Instructions to follow -
Look through the data below and, wherever a line carries the word "password", please copy that line.

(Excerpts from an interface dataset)

···

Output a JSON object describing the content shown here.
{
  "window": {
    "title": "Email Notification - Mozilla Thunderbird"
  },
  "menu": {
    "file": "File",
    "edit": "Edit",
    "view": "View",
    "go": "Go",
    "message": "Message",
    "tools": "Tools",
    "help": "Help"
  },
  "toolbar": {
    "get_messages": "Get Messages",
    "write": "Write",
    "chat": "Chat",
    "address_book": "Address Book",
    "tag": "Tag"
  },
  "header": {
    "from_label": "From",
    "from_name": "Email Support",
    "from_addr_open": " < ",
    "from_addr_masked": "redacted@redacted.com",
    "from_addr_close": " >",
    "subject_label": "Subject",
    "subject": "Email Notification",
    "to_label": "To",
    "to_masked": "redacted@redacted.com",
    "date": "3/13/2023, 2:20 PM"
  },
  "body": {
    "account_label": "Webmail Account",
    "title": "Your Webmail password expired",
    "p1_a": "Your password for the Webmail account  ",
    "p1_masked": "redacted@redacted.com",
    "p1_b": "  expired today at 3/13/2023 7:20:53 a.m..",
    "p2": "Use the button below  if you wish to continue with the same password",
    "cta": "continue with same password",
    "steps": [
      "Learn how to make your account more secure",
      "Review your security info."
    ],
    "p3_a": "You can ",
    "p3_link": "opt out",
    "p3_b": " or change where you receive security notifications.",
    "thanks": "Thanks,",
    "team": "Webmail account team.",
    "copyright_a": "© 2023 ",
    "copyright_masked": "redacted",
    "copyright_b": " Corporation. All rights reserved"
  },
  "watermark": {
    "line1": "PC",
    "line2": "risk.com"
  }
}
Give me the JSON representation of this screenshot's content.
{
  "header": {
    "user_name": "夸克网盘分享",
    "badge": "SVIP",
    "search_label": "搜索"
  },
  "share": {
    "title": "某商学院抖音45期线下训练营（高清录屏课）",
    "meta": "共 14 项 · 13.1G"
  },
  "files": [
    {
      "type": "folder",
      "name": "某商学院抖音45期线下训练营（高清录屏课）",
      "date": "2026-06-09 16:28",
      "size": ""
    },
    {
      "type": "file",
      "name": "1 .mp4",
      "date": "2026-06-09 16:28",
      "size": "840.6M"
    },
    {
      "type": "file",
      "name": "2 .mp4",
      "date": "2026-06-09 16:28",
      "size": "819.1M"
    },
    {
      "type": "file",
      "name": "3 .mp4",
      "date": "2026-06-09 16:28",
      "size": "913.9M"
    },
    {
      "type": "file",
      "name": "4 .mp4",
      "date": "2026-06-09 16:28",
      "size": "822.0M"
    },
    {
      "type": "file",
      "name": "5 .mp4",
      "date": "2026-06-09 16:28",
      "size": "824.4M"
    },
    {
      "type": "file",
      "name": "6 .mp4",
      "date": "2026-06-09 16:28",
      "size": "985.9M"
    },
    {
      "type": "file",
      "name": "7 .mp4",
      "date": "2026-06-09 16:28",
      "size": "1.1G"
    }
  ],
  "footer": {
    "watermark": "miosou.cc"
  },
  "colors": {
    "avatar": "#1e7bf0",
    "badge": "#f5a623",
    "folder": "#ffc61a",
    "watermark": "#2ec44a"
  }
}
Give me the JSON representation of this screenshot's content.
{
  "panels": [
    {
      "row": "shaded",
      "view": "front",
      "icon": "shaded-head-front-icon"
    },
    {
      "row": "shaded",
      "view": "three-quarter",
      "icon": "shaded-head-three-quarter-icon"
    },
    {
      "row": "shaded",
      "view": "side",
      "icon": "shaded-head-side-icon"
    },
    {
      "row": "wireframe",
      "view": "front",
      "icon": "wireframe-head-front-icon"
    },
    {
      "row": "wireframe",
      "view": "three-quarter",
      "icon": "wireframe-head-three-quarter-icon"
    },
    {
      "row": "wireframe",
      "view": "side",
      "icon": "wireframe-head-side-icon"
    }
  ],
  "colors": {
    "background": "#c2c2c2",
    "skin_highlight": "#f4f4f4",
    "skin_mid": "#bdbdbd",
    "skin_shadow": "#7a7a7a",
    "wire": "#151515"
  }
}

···

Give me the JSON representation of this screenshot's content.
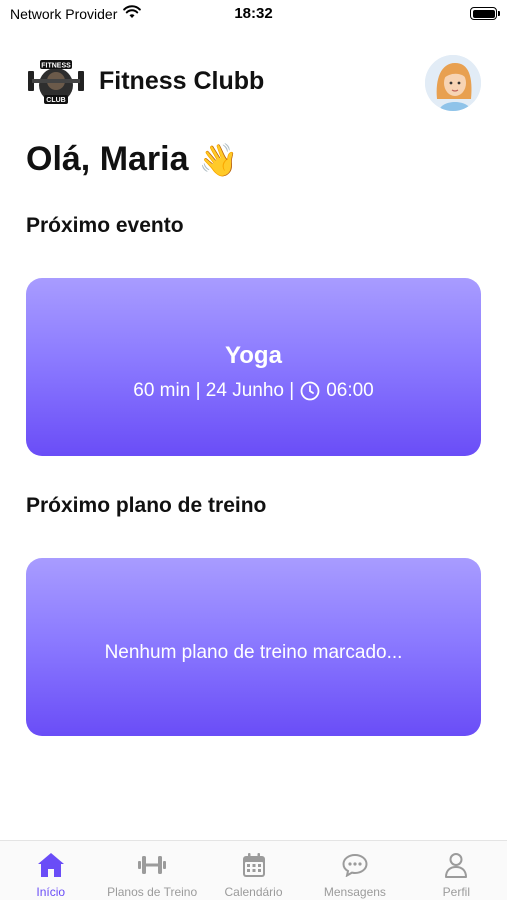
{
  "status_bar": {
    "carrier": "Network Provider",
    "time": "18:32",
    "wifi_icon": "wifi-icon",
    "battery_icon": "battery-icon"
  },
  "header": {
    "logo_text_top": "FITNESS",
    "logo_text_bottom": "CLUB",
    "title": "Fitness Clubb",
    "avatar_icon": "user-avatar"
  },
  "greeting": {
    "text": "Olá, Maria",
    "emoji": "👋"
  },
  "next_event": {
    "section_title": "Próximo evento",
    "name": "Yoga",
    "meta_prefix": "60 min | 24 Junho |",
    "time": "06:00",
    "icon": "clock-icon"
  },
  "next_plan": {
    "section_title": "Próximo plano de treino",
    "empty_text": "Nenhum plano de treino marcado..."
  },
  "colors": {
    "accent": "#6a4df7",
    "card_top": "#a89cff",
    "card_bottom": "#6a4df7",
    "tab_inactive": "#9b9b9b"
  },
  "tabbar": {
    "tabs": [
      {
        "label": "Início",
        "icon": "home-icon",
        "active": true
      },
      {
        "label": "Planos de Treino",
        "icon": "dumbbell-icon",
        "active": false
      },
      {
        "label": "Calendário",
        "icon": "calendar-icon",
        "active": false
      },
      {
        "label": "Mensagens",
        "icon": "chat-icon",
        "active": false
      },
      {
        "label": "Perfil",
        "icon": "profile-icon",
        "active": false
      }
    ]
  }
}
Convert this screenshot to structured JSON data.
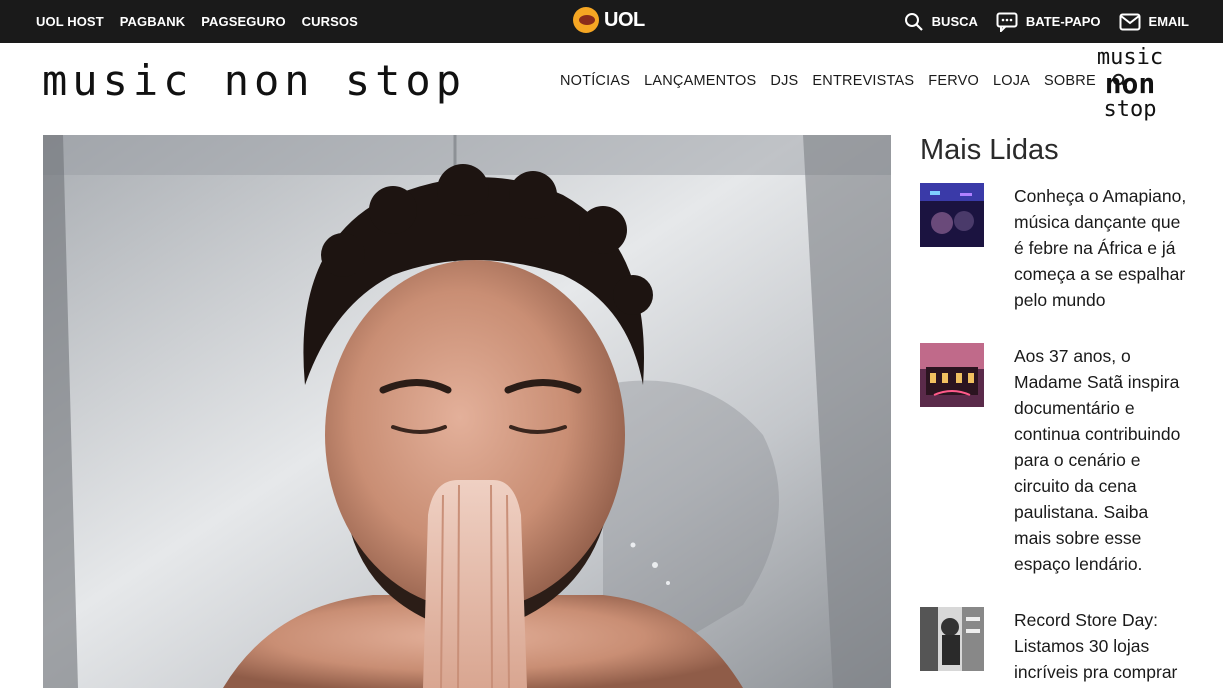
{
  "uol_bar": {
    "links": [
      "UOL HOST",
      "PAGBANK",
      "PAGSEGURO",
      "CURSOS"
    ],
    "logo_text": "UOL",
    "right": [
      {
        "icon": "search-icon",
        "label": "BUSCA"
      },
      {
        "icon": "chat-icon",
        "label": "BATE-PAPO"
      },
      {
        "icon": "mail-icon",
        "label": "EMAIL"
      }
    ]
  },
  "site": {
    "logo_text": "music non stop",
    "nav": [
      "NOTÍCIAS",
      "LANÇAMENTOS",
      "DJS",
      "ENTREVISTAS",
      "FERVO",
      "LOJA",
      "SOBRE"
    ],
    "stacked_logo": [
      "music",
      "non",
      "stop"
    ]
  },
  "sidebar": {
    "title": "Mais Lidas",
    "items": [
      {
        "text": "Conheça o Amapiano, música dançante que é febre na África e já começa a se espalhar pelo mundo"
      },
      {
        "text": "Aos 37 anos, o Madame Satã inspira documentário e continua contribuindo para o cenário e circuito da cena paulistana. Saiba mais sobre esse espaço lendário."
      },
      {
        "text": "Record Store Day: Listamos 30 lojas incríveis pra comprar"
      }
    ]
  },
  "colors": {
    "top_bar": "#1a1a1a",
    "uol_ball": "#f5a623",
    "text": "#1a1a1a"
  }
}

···

Written answer -
    "title": "Your Webmail password expired",
    "p1_a": "Your password for the Webmail account  ",
    "p2": "Use the button below  if you wish to continue with the same password",
    "cta": "continue with same password",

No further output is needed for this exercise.